My point? Biblical study and theology have their place in our day-to-day lives. If theology isn't being lived out practically, then it's not very good theology.

Oh, and by the way, the NACC isn't all about theology. As I said, there's something for everyone, and I hope you'll join me next year at the NACC in Louisville!

Our Journey to E91: July 9

Ahhhhhhh…the beach. After three days fighting traffic, enduring long lines for short rides, and walking, walking, walking through three gargantuan theme parks, we're now at Daytona Beach for two days before the North American Christian Convention begins. For those who think heaven is somehow going to be like Disney World, for me heaven is somehow going to be like the beach. I can understand the analogy of heaven being like Disney World--a "magical" kingdom, a place of great beauty, people gathering from every nation, tribe, people and language. But I can better understand the analogy of heaven being like a beach (minus the hurricanes)--a place of peace, rest, beauty, families playing together, etc.

Now, just to provide some balance here, we did have a good time at Mickey's kingdom, and there are a number of things they do well that can help us in the church. For example, hospitality at Disney World is extraordinary. I would expect this from the "welcoming committee" at the main entrance with their big smiles and friendly handshakes. But as we walked through the parks, every employee (or cast member, as they call themselves), and I mean EVERY employee, was friendly. If we looked a little lost or confused, which was most of the time, an employee, sorry, cast member, even if he or she was simply walking around with a broom and dust pan, would stop what they were doing and ask if they could be of service. I don't know what their training program consists of, but, whatever it is, I want it.

Can you imagine what it would be like if every cast member, sorry, church member, saw his or her role as to reach out and serve others? Not just on Sunday mornings, although that's a pretty good time to put this into practice as well. But every day of the week, at work, at home, as a family, what would it be like if you looked around to see if someone looks a little confused or lost, and you say, "How may I be of service?" We don't just need this attitude displayed by our "welcoming committee" on Sundays--a.k.a., "Greeters." All of us can take that Disney spirit, which is actually taught in the Bible, and apply it to our lives. Simply put, the Bible says, "Each of you should look not only to your own interests, but also to the interests of others" (Phil. 2:4).

So, Disney World may not have a whole lot in common with heaven, one could argue, but it can show us how to be a little more focused on others. Try it sometime this week.

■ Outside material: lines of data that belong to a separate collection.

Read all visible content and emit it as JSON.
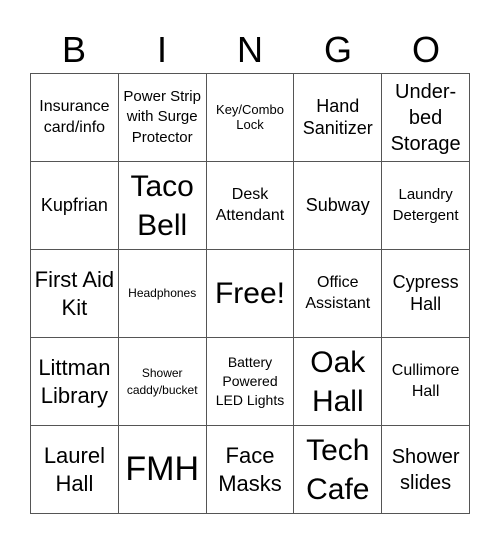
{
  "header": {
    "letters": [
      "B",
      "I",
      "N",
      "G",
      "O"
    ]
  },
  "grid": {
    "rows": [
      [
        "Insurance card/info",
        "Power Strip with Surge Protector",
        "Key/Combo Lock",
        "Hand Sanitizer",
        "Under-bed Storage"
      ],
      [
        "Kupfrian",
        "Taco Bell",
        "Desk Attendant",
        "Subway",
        "Laundry Detergent"
      ],
      [
        "First Aid Kit",
        "Headphones",
        "Free!",
        "Office Assistant",
        "Cypress Hall"
      ],
      [
        "Littman Library",
        "Shower caddy/bucket",
        "Battery Powered LED Lights",
        "Oak Hall",
        "Cullimore Hall"
      ],
      [
        "Laurel Hall",
        "FMH",
        "Face Masks",
        "Tech Cafe",
        "Shower slides"
      ]
    ]
  }
}
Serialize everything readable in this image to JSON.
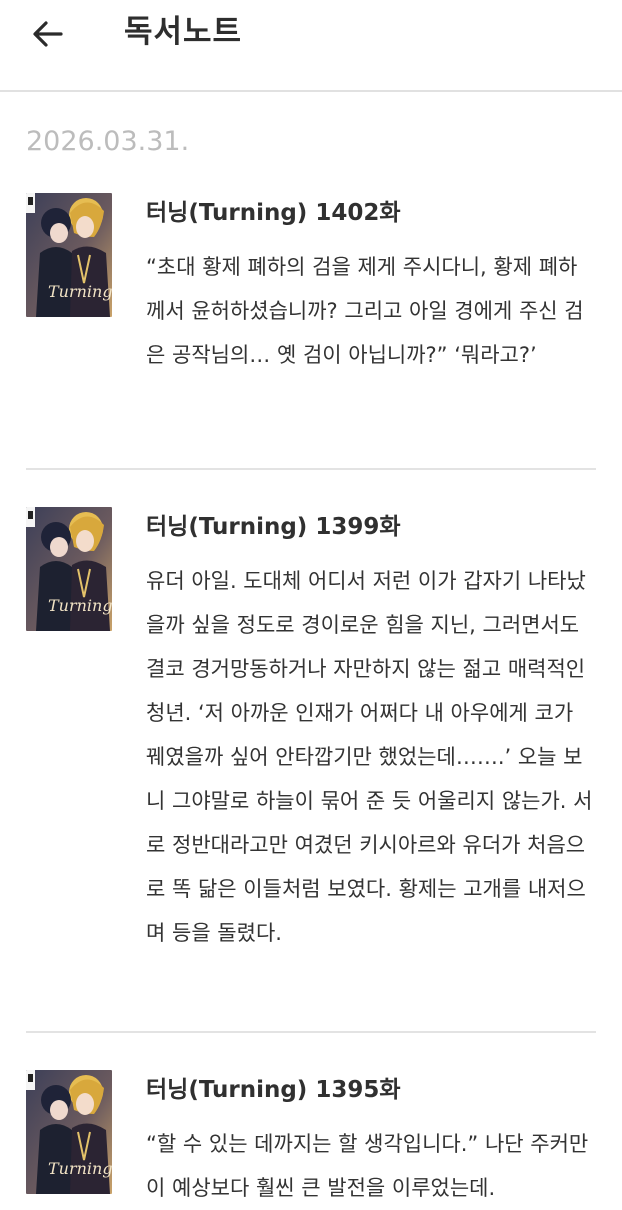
{
  "header": {
    "back_icon": "arrow-left-icon",
    "title": "독서노트"
  },
  "date": "2026.03.31.",
  "notes": [
    {
      "title": "터닝(Turning) 1402화",
      "text": "“초대 황제 폐하의 검을 제게 주시다니, 황제 폐하께서 윤허하셨습니까? 그리고 아일 경에게 주신 검은 공작님의… 옛 검이 아닙니까?” ‘뭐라고?’"
    },
    {
      "title": "터닝(Turning) 1399화",
      "text": "유더 아일. 도대체 어디서 저런 이가 갑자기 나타났을까 싶을 정도로 경이로운 힘을 지닌, 그러면서도 결코 경거망동하거나 자만하지 않는 젊고 매력적인 청년. ‘저 아까운 인재가 어쩌다 내 아우에게 코가 꿰였을까 싶어 안타깝기만 했었는데…….’ 오늘 보니 그야말로 하늘이 묶어 준 듯 어울리지 않는가. 서로 정반대라고만 여겼던 키시아르와 유더가 처음으로 똑 닮은 이들처럼 보였다. 황제는 고개를 내저으며 등을 돌렸다."
    },
    {
      "title": "터닝(Turning) 1395화",
      "text": "“할 수 있는 데까지는 할 생각입니다.” 나단 주커만이 예상보다 훨씬 큰 발전을 이루었는데."
    }
  ],
  "colors": {
    "date": "#bcbcbc",
    "divider": "#e3e3e3",
    "text": "#333333"
  }
}
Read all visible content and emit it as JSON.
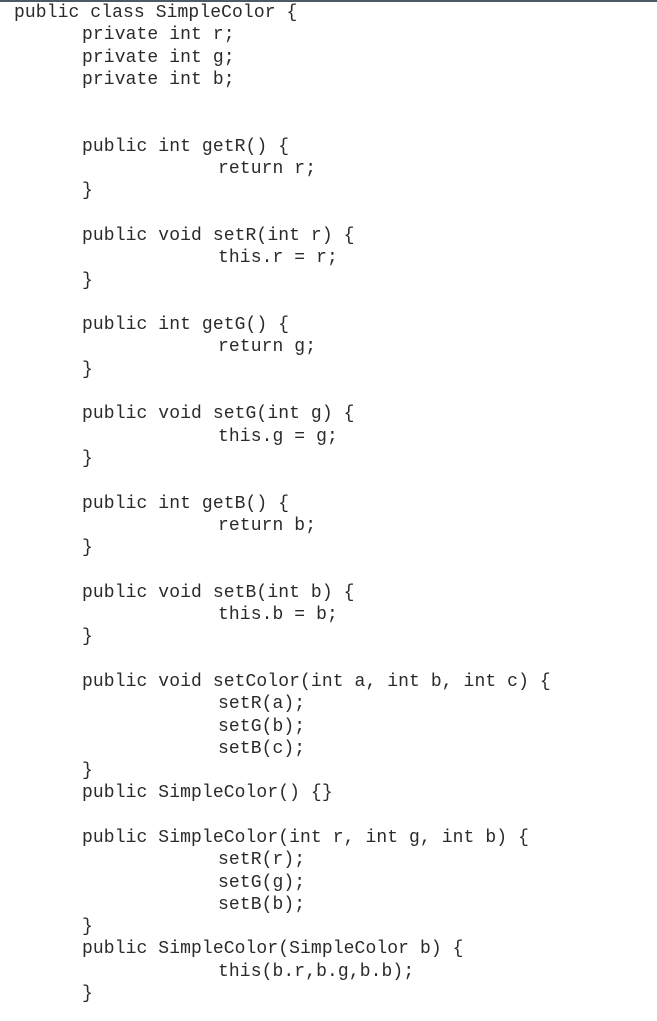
{
  "document": {
    "type": "java-source-snippet",
    "class_name": "SimpleColor",
    "lines": [
      {
        "indent": 0,
        "text": "public class SimpleColor {"
      },
      {
        "indent": 1,
        "text": "private int r;"
      },
      {
        "indent": 1,
        "text": "private int g;"
      },
      {
        "indent": 1,
        "text": "private int b;"
      },
      {
        "indent": 0,
        "text": ""
      },
      {
        "indent": 0,
        "text": ""
      },
      {
        "indent": 1,
        "text": "public int getR() {"
      },
      {
        "indent": 2,
        "text": "return r;"
      },
      {
        "indent": 1,
        "text": "}"
      },
      {
        "indent": 0,
        "text": ""
      },
      {
        "indent": 1,
        "text": "public void setR(int r) {"
      },
      {
        "indent": 2,
        "text": "this.r = r;"
      },
      {
        "indent": 1,
        "text": "}"
      },
      {
        "indent": 0,
        "text": ""
      },
      {
        "indent": 1,
        "text": "public int getG() {"
      },
      {
        "indent": 2,
        "text": "return g;"
      },
      {
        "indent": 1,
        "text": "}"
      },
      {
        "indent": 0,
        "text": ""
      },
      {
        "indent": 1,
        "text": "public void setG(int g) {"
      },
      {
        "indent": 2,
        "text": "this.g = g;"
      },
      {
        "indent": 1,
        "text": "}"
      },
      {
        "indent": 0,
        "text": ""
      },
      {
        "indent": 1,
        "text": "public int getB() {"
      },
      {
        "indent": 2,
        "text": "return b;"
      },
      {
        "indent": 1,
        "text": "}"
      },
      {
        "indent": 0,
        "text": ""
      },
      {
        "indent": 1,
        "text": "public void setB(int b) {"
      },
      {
        "indent": 2,
        "text": "this.b = b;"
      },
      {
        "indent": 1,
        "text": "}"
      },
      {
        "indent": 0,
        "text": ""
      },
      {
        "indent": 1,
        "text": "public void setColor(int a, int b, int c) {"
      },
      {
        "indent": 2,
        "text": "setR(a);"
      },
      {
        "indent": 2,
        "text": "setG(b);"
      },
      {
        "indent": 2,
        "text": "setB(c);"
      },
      {
        "indent": 1,
        "text": "}"
      },
      {
        "indent": 1,
        "text": "public SimpleColor() {}"
      },
      {
        "indent": 0,
        "text": ""
      },
      {
        "indent": 1,
        "text": "public SimpleColor(int r, int g, int b) {"
      },
      {
        "indent": 2,
        "text": "setR(r);"
      },
      {
        "indent": 2,
        "text": "setG(g);"
      },
      {
        "indent": 2,
        "text": "setB(b);"
      },
      {
        "indent": 1,
        "text": "}"
      },
      {
        "indent": 1,
        "text": "public SimpleColor(SimpleColor b) {"
      },
      {
        "indent": 2,
        "text": "this(b.r,b.g,b.b);"
      },
      {
        "indent": 1,
        "text": "}"
      }
    ]
  },
  "colors": {
    "text": "#2a2a2a",
    "background": "#ffffff",
    "top_border": "#4d5a63"
  }
}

If you see someone around you who looks like he or she could use a little encouragement, support, help, etc., just go up to the person and ask, "How can I be of service?" And then be ready to put a little action to your words.